## The problem
Find every line in the records below that holds the word "container" and copy it.

## Exercise data
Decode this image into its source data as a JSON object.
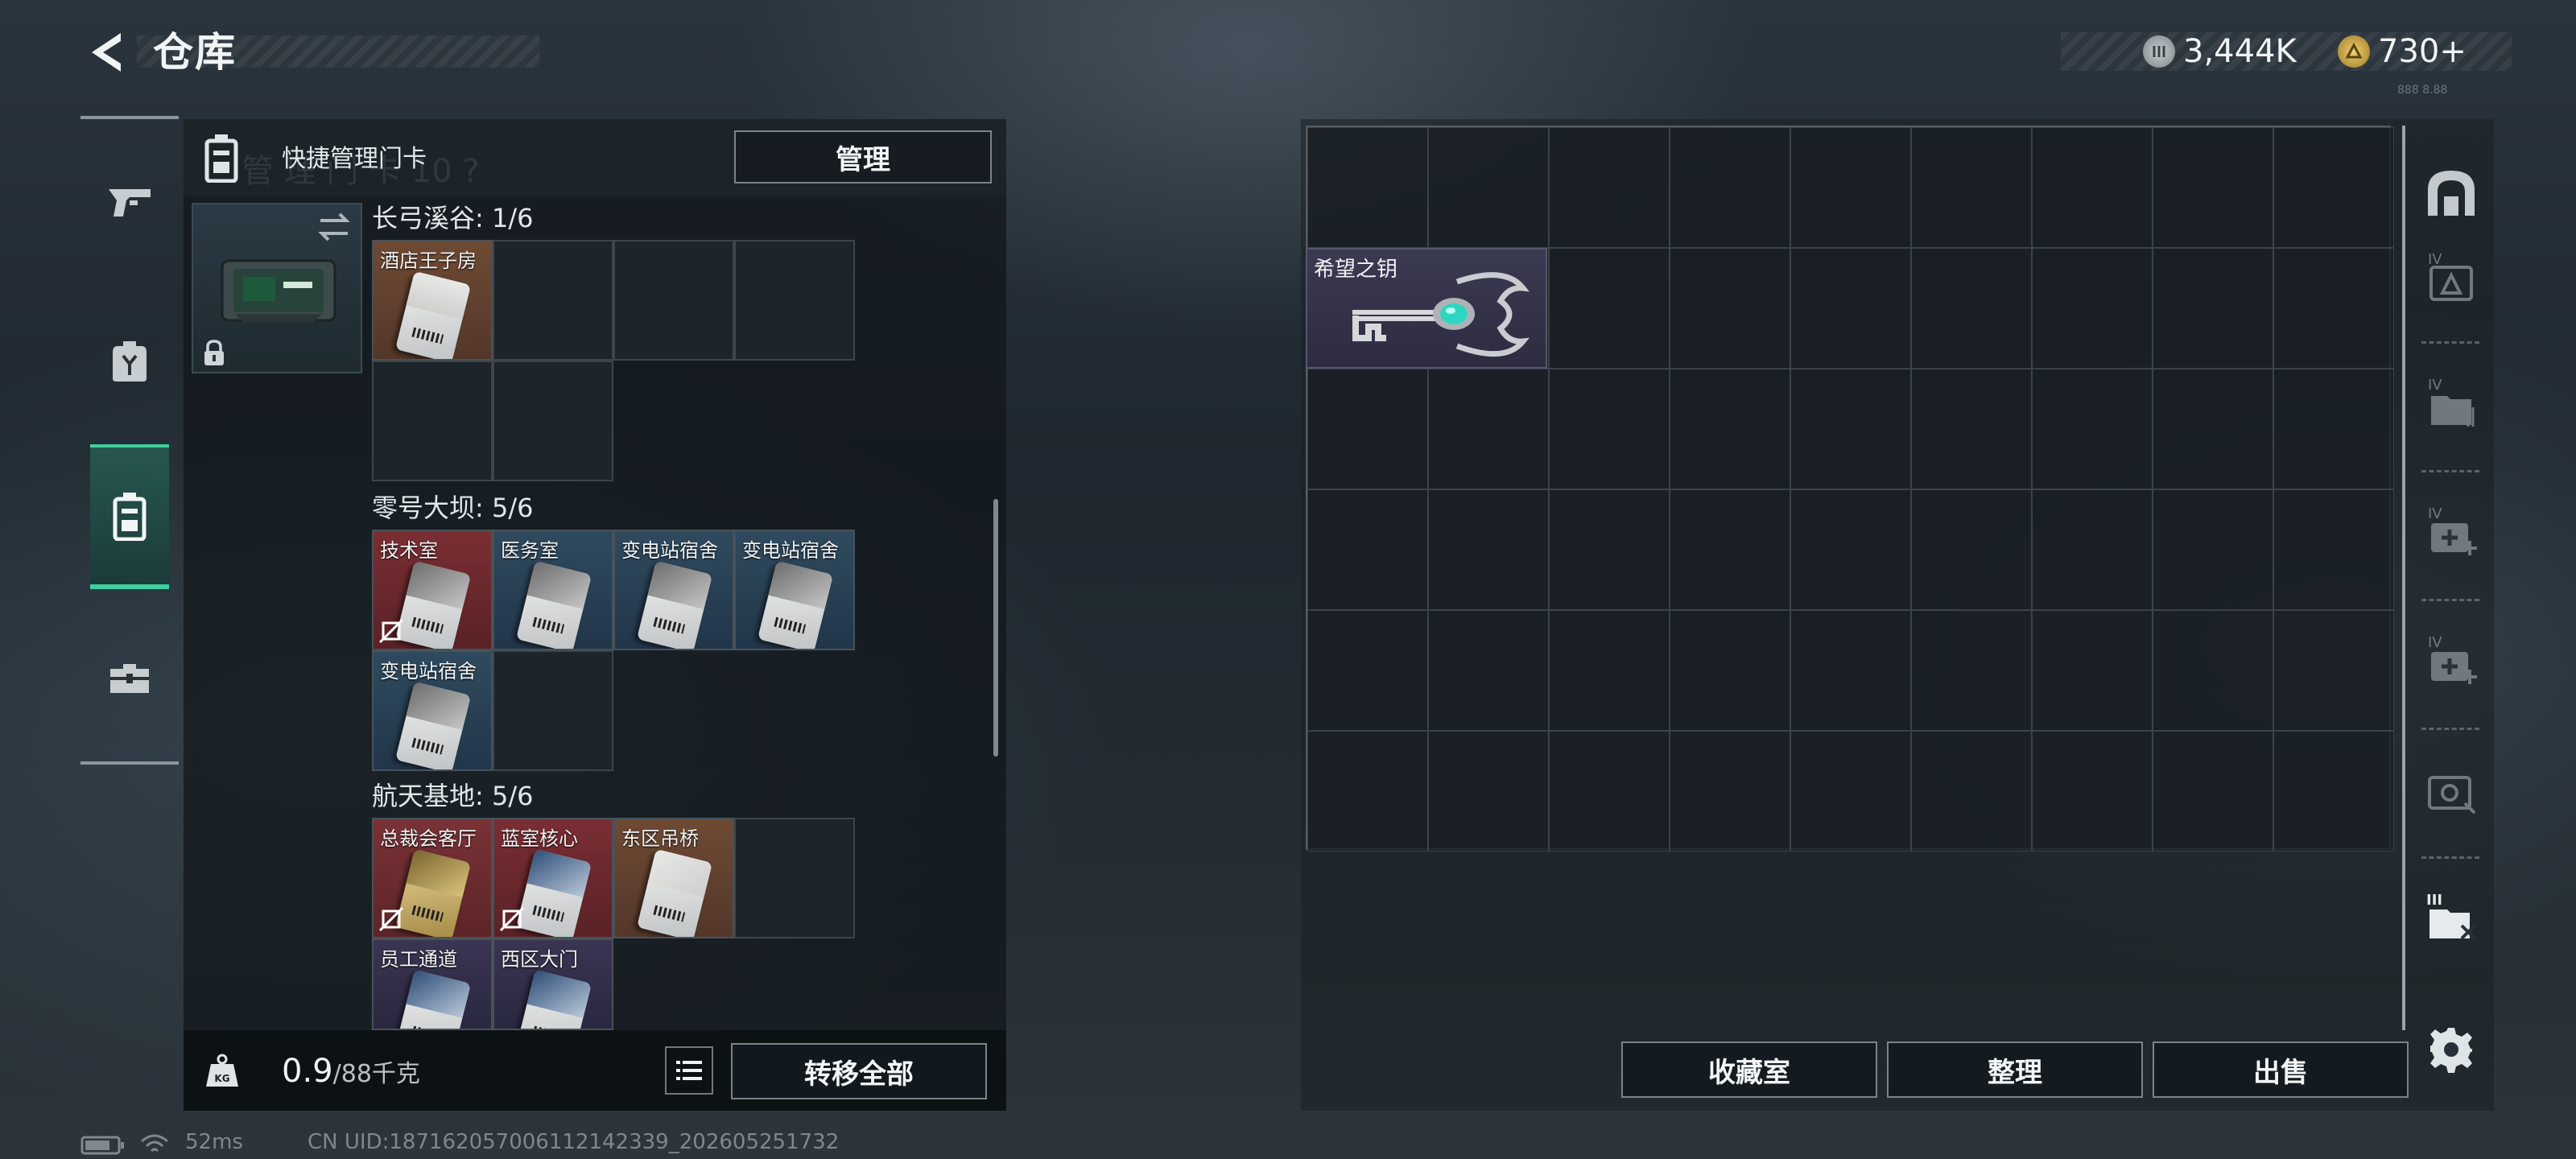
{
  "header": {
    "title": "仓库",
    "back_icon": "back-arrow-icon"
  },
  "currency": {
    "silver": "3,444K",
    "gold": "730+",
    "tag": "888 8.88"
  },
  "left_rail": {
    "tabs": [
      {
        "id": "weapons",
        "icon": "pistol-icon"
      },
      {
        "id": "equipment",
        "icon": "backpack-icon"
      },
      {
        "id": "keycards",
        "icon": "keycard-case-icon",
        "active": true
      },
      {
        "id": "toolbox",
        "icon": "toolbox-icon"
      }
    ]
  },
  "keycard_panel": {
    "header_title": "快捷管理门卡",
    "manage_label": "管理",
    "ghost": "管 理 门 卡 10 ?",
    "sections": [
      {
        "title": "长弓溪谷: 1/6",
        "cards": [
          {
            "label": "酒店王子房",
            "bg": "orange"
          }
        ]
      },
      {
        "title": "零号大坝: 5/6",
        "cards": [
          {
            "label": "技术室",
            "bg": "red",
            "no_drop": true
          },
          {
            "label": "医务室",
            "bg": "blue"
          },
          {
            "label": "变电站宿舍",
            "bg": "blue"
          },
          {
            "label": "变电站宿舍",
            "bg": "blue"
          },
          {
            "label": "变电站宿舍",
            "bg": "blue"
          }
        ]
      },
      {
        "title": "航天基地: 5/6",
        "cards": [
          {
            "label": "总裁会客厅",
            "bg": "gold",
            "no_drop": true
          },
          {
            "label": "蓝室核心",
            "bg": "purple",
            "no_drop": true
          },
          {
            "label": "东区吊桥",
            "bg": "orange"
          },
          {
            "label": "员工通道",
            "bg": "purple"
          },
          {
            "label": "西区大门",
            "bg": "purple"
          }
        ]
      }
    ]
  },
  "bottom": {
    "weight": "0.9",
    "weight_max": "/88千克",
    "transfer_all": "转移全部"
  },
  "stash": {
    "key_item_label": "希望之钥",
    "buttons": {
      "collection": "收藏室",
      "organize": "整理",
      "sell": "出售"
    }
  },
  "side_icons": [
    "safehouse-icon",
    "container-iv-icon",
    "container-iv-files-icon",
    "container-iv-medkit-icon",
    "container-iv-medkit-icon",
    "container-iv-camera-icon",
    "container-iii-icon",
    "gear-icon"
  ],
  "status": {
    "ping": "52ms",
    "uid": "CN UID:18716205700611214233­9_202605251732"
  }
}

## Output for this exercise
    "container-iv-icon",
    "container-iv-files-icon",
    "container-iv-medkit-icon",
    "container-iv-medkit-icon",
    "container-iv-camera-icon",
    "container-iii-icon",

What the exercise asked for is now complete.